Vermeer is the most enigmatic of the painters. It is difficult to be altogether certain about his iconographic intentions, although it is evident that he had intellectually demanding programs. Little interpretative help is provided by his contemporaries. The few 17th century references to his pictures are cursory and iconographically unenlightening.
The concern here is the landscapes depicted on the walls of his paintings. In the case of The Concert, the painting we are going to concentrate on, though Goodman offers analysis on four more, it insets pictures that are integral elements of the tableaux themselves. Recent art-historical scholarship has demonstrated that the enframed figural paintings and maps placed in the paintings relate iconographically to the scenes transpiring in front of them. The landscapes hung on the walls, however, have scaped discussion, presumably because they have been seen as decorative fillers, paintings merely imitative of the style of contemporaneous pictorial landscapes, rather than as iconographically charged emblems that contribute to and expand on the meaning of the pictures. If other paintings on the wall have meaning, then why should not the landscapes?
Their symbolism becames apparent when one examines their analogues in literary landscapes, specifically some of the kind appearing in period love lyrics that were set to musical accompaniment. I believe that the meaning of the enframed lanscapes lies in what I take to be the artist`s major and “poetic” theme, the celebration of love and beauty.
Vermeer provided subtle clues to the meaning of his inset pictures by the fashionable performers with their musical instruments he placed in several of his paintings.

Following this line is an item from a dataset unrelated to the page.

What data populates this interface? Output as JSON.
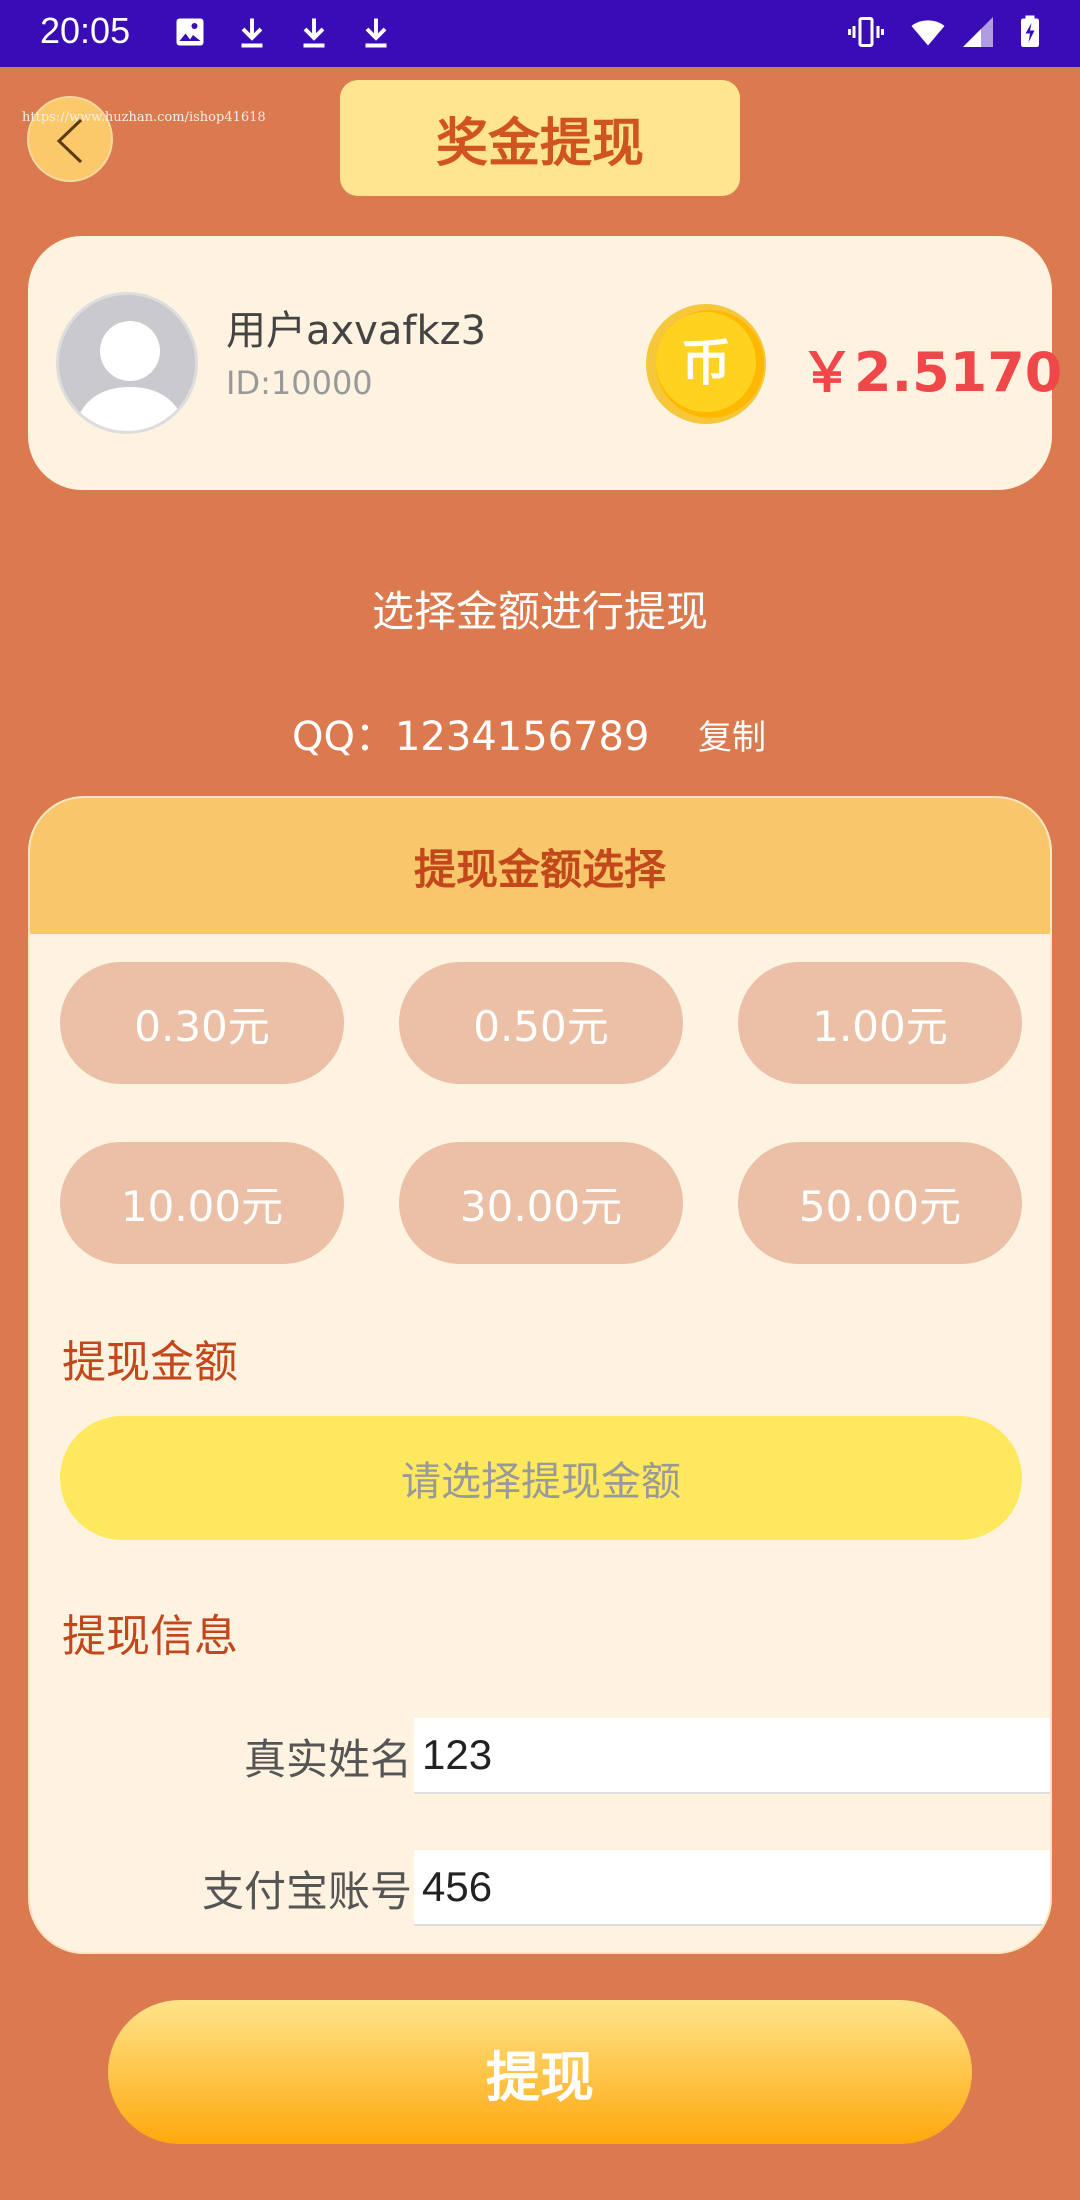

Vermeerś landscapes are “poetic” and even “melodic”, in a very direct sense, paralleling and perhaps imitating, as they do, the natural landscapes in many contemporaneous lyrics and songs that dealt with wooing, courtship and beauty.

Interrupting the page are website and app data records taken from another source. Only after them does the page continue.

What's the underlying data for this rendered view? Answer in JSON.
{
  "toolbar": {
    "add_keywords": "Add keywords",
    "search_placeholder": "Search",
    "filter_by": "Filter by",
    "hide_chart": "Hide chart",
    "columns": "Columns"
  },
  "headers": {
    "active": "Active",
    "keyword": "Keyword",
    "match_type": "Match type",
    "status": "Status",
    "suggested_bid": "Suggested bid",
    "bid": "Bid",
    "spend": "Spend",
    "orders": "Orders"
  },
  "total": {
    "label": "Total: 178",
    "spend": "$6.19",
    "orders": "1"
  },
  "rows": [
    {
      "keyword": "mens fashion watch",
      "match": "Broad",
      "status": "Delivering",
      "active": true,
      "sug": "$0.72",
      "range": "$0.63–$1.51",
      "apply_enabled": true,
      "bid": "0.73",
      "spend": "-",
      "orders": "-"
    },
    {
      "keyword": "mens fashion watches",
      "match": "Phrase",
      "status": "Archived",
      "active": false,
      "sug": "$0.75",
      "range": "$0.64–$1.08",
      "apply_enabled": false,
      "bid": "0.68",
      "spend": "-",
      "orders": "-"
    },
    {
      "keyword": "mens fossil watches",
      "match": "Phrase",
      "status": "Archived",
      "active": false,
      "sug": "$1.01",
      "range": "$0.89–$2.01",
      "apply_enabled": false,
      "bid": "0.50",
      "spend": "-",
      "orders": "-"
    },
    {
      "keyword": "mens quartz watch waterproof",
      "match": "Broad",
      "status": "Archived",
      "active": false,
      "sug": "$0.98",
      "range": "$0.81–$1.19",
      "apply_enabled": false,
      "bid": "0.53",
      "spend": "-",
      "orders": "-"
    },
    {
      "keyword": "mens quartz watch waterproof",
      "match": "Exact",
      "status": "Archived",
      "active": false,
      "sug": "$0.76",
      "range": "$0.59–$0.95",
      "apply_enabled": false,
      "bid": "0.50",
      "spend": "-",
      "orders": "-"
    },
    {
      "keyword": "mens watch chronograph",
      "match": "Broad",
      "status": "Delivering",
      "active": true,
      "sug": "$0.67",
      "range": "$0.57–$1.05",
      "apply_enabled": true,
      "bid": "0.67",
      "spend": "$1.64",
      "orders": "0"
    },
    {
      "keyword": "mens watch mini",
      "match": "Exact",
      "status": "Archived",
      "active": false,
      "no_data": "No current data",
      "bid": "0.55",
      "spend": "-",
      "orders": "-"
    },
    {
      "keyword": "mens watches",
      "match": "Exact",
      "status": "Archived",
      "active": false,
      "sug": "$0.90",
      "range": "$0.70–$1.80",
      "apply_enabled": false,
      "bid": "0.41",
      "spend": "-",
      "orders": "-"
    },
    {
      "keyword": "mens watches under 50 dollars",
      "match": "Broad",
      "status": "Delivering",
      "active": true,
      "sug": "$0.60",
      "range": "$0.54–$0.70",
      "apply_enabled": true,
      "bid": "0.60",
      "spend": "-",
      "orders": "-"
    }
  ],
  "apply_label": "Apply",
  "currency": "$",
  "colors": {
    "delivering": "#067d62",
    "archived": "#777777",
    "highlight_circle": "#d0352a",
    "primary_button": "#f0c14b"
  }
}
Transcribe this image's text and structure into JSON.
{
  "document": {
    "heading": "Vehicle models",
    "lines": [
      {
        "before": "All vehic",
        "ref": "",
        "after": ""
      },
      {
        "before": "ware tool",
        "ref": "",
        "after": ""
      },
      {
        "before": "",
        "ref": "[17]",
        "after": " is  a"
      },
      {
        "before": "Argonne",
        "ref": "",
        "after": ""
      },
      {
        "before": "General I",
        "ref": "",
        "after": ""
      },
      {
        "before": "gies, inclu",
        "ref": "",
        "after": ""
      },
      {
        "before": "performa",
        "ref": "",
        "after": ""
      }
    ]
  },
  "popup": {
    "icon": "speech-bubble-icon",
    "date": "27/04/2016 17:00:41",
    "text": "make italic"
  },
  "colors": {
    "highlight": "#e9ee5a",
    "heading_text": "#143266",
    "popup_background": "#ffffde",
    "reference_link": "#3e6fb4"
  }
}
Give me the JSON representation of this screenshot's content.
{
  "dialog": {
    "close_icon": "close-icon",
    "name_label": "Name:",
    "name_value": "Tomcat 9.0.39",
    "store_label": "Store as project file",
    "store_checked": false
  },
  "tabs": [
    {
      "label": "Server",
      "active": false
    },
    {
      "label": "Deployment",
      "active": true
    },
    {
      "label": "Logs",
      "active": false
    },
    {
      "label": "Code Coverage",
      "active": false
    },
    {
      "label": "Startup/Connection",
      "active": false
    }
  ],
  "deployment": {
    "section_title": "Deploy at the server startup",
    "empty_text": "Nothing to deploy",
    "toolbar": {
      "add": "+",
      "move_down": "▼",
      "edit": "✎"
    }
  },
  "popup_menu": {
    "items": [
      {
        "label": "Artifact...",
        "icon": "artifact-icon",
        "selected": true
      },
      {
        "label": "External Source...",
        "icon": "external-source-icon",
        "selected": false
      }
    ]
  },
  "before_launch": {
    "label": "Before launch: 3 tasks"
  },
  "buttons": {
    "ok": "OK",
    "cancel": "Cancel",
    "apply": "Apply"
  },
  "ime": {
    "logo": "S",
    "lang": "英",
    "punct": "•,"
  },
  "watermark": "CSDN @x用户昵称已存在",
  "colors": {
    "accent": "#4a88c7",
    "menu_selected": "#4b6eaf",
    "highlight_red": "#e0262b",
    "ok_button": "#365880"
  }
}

This fragment is taken from The Cambridge Companion to Vermeer by Elise Goodman